We may not see eye-to-eye on every issue, but the fact Federated Farmers, Forest & Bird and the New Zealand Institute of Forestry have joined forces to highlight the growing problem posed by feral pests speaks to just how bad things have got.
Late last month the three organisations called on political parties to commit to controlling the large mobs of wild animals and browsing pests now common across most of New Zealand. The initiative gained a lot of media interest.
The letter to politicians said decades of underinvestment and inadequate wild animal control has resulted in exploding populations and a subsequent increase in the range of wild deer, pigs, wallabies and goats.
“These animals are having a heavy economic and environmental impact, while creating a significant biosecurity risk.”
Not only do they destroy on-farm native vegetation and hamper farm revegetation efforts, but they also threaten farm economic viability by consuming vast amounts of grass, lessening productivity.
Federated Farmers president Wayne Langford pointed out one deer eats the same amount as two adult sheep or a one-year-old heifer, and one wild goat is the equivalent of one sheep.
The organisation frequently receives reports of herds of 30 or more deer roaming through farms – that size of wild deer represents an additional 60 sheep that a farmer can no longer support.
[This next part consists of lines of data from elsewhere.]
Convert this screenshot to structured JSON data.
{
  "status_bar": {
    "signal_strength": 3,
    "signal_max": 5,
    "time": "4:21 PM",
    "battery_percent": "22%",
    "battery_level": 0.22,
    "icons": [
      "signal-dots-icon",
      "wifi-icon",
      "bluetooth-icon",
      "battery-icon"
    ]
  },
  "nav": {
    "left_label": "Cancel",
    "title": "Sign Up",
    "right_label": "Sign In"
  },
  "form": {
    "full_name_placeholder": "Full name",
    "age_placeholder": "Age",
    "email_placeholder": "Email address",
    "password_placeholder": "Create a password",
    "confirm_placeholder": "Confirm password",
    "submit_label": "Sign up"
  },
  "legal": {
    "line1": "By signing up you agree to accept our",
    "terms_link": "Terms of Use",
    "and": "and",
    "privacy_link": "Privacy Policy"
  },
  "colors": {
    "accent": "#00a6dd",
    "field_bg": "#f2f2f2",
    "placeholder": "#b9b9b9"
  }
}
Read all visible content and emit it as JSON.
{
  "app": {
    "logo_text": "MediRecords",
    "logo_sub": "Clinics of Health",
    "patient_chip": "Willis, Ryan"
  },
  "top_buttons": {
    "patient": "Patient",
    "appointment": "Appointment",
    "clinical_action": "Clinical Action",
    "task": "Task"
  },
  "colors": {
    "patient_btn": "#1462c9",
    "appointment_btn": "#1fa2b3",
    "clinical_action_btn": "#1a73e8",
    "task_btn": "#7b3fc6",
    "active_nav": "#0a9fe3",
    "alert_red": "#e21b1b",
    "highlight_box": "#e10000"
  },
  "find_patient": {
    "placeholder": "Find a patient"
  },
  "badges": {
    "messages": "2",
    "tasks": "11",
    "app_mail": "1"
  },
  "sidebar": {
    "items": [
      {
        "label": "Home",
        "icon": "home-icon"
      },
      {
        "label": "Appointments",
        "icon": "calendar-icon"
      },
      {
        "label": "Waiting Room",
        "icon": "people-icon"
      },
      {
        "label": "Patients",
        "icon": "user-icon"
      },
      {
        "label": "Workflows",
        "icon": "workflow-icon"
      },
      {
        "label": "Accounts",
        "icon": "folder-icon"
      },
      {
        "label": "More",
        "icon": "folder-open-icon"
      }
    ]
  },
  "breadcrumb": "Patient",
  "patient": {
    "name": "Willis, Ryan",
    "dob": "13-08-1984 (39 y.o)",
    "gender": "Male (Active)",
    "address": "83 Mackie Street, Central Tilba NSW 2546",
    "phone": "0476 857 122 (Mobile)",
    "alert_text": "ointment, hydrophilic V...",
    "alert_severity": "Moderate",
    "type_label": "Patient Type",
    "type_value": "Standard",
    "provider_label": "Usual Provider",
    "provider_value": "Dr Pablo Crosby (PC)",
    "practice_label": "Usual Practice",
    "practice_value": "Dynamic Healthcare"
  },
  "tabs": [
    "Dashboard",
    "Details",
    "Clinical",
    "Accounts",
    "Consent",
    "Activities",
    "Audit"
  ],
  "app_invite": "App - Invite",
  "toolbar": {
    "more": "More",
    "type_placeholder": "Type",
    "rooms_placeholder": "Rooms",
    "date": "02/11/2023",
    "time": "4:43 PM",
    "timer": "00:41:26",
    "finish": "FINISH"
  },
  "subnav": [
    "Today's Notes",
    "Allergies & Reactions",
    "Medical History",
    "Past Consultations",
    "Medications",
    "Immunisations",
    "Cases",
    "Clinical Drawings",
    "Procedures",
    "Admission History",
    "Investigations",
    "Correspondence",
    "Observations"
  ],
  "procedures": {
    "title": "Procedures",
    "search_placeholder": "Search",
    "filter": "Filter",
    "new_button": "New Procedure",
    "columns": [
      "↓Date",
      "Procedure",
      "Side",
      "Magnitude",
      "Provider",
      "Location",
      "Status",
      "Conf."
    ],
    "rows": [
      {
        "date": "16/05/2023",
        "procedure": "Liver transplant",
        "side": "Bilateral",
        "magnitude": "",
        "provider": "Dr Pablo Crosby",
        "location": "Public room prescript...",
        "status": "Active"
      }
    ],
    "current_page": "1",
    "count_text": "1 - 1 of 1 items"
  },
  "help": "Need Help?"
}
The joint letter said the current suite of control efforts including farmer funded pest control, recreational hunting, and DOC or Regional Council-deployed hunters “are failing in many areas to adequately control populations”.
“Wild animals like deer, goats and pigs are carriers of diseases such as bovine tuberculosis (TB), so having them roam onto farms in large numbers creates a significant disease risk for farmers. Large populations of deer, goats and pigs also create a national risk as, if a major disease incursion were to occur and infect wild stock, control becomes exponentially harder.”
Former Conservation Minister Eugenie Sage was first out of the blocks with a response to the three organisations, stating the Green Party was well aware of the impacts and risks raised.
Noting substantial increases in funding for wallaby control work and a further $148 million for DOC in 2020 for pest eradication and control, Sage said after strong representations from the Greens an additional $30m over four years was made to DOC in Budget 2022 for goat control and deer management.
“The Greens have continued to question the department about how this fund has and is being spent. There has been effective control of goats in areas such as Banks Peninsula but less evidence of the funds being used to reduce deer numbers.”
Sage said DOC’s own monitoring shows a national shift in forest composition, with the number of ungulate-preferred tree species in decline with the tree species they avoid eating increase.
Given the large amount of money being invested already, Federated Farmers say that this isn’t necessarily about the dollars spent – it’s actually about dealing with the issue.
“Whether that means new money invested, the reallocation of old money, or trying new ways of doing things doesn’t matter to farmers – we just want wild animal numbers brought under control, so they stop wrecking our farms,” Langford concluded.
Federated Farmers, New Zealand’s leading independent rural advocacy organisation, has established a news and insights partnership with AgriHQ, the country’s leading rural publisher, to give the farmers of New Zealand a more informed, united and stronger voice. Feds news and commentary appears each week in its own section of the Farmers Weekly print edition and online.